Bali Yatra, a festival that commemorates the rich maritime history of Odisha is celebrated throughout the state. In the historic city of Cuttack, a week-long event is organised starting from the day of Kartika Purnima (full moon day in the month of Kartik i.e October-November).

Map of India highlighting the extent of the Kalinga Empire

Map of India highlighting the extent of the Kalinga Empire.

The Kalinga Empire (present-day Odisha) is known for its glorious maritime history. Due to the geographical location of Kalinga, this area saw the growth of ports as early as the 4th and the 5th century BC. Some of the famous ports, Tamralipti, Manikpatna, Chelitalo, Palur, Pithunda allowed India to connect with other countries via the sea. Soon, the Kalingas had trade links with Srilanka, Java, Borneo, Sumatra, Bali and Burma. Bali formed a part of the four islands that were collectively called the Suvarnadvipa, today known as Indonesia.

The Kalingas constructed large boats called the ‘Boitas’ and with the help of these, they traded with the Indonesian islands. These ships had copper hulls and could carry up to seven hundred men and animals aboard. Interestingly, the Bay of Bengal was once known as the Kalinga Sea as it was thronged by these ships. The dominance of the Kalingas over the sea routes can be understood from the fact that Kalidasa in his Raghuvamsa referred to the King of Kalinga as ‘The Lord of the Sea’.

Map of the sea routes of the Kalinga Empire.

Map of the sea routes of the Kalinga Empire.

The Kalingas frequently traded with the island of Bali.

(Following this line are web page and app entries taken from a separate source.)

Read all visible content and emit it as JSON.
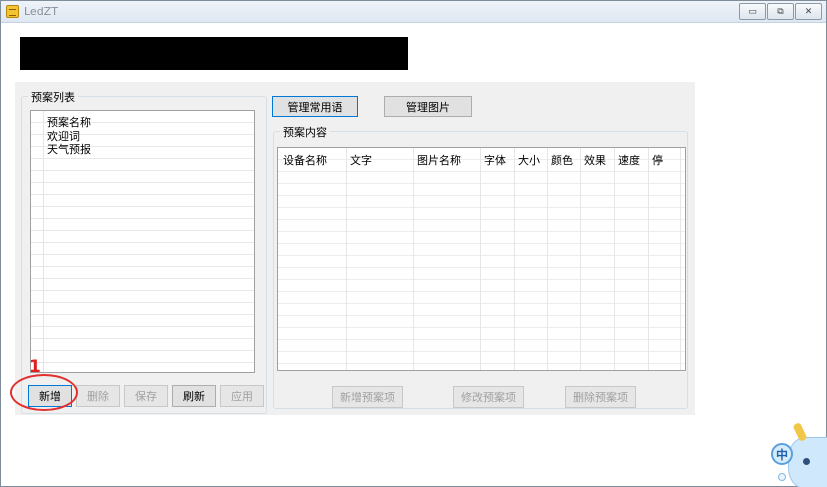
{
  "window": {
    "title": "LedZT",
    "minimize": "▭",
    "restore": "⧉",
    "close": "✕"
  },
  "plan_group": {
    "title": "预案列表",
    "list_header": "预案名称",
    "items": [
      "欢迎词",
      "天气预报"
    ],
    "buttons": {
      "add": "新增",
      "delete": "删除",
      "save": "保存",
      "refresh": "刷新",
      "apply": "应用"
    }
  },
  "top_buttons": {
    "manage_phrases": "管理常用语",
    "manage_images": "管理图片"
  },
  "content_group": {
    "title": "预案内容",
    "columns": [
      "设备名称",
      "文字",
      "图片名称",
      "字体",
      "大小",
      "颜色",
      "效果",
      "速度",
      "停"
    ],
    "buttons": {
      "add_item": "新增预案项",
      "edit_item": "修改预案项",
      "delete_item": "删除预案项"
    }
  },
  "annotation": {
    "number": "1",
    "color": "#e02020"
  },
  "ime": {
    "char": "中"
  }
}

The trade-in commodities also led to the interchange of ideas and beliefs. Odia merchants formed settlements in Bali and influenced its culture and ethics. This led to the growth of Hinduism in the region. Hinduism blended well with the Balinese concepts and even today, ‘Balinese Hinduism’ is practised by a majority of their population. They worship various Hindu Gods such as Shiva, Vishnu, Ganesha and Brahma. Shiva was considered to be the presiding deity and believed to be the elder brother of Buddha.

Boats made of banana leaves with lighted candles

Boats made of banana leaves with lighted candles.

As a result of these influences, the Balinese also celebrate Hindu Festivals such as Shivaratri, Durga Pooja and Saraswati Pooja. Interestingly, the ‘Masakapan ke Tukad’ festival celebrated in Bali is similar to the Bali Yatra festival in Odisha. Both festivals are celebrated in the memory of their maritime ancestors.

The term Bali Yatra literally means ‘Voyage to Bali’. Every year Kartika Purnima marks the day that the seafaring traders departed for the Indonesian islands. For this festival, people of Odisha gather in large numbers in colourful attire to celebrate their glorious maritime history. The celebration features grand fairs, elaborate rides, food and dance. Indian women perform ‘Boita Bandana’, they make boats of paper or banana leaf (sholapith) with lighted lamps inside and float them down the Mahanadi as a part of the celebrations. The Bali Yatra celebrates the ingenuity and skill of those expert sailors who made Kalinga, one of the most prosperous empires of its time.

Bali Yatra celebration in Cuttack

Bali Yatra celebration in Cuttack.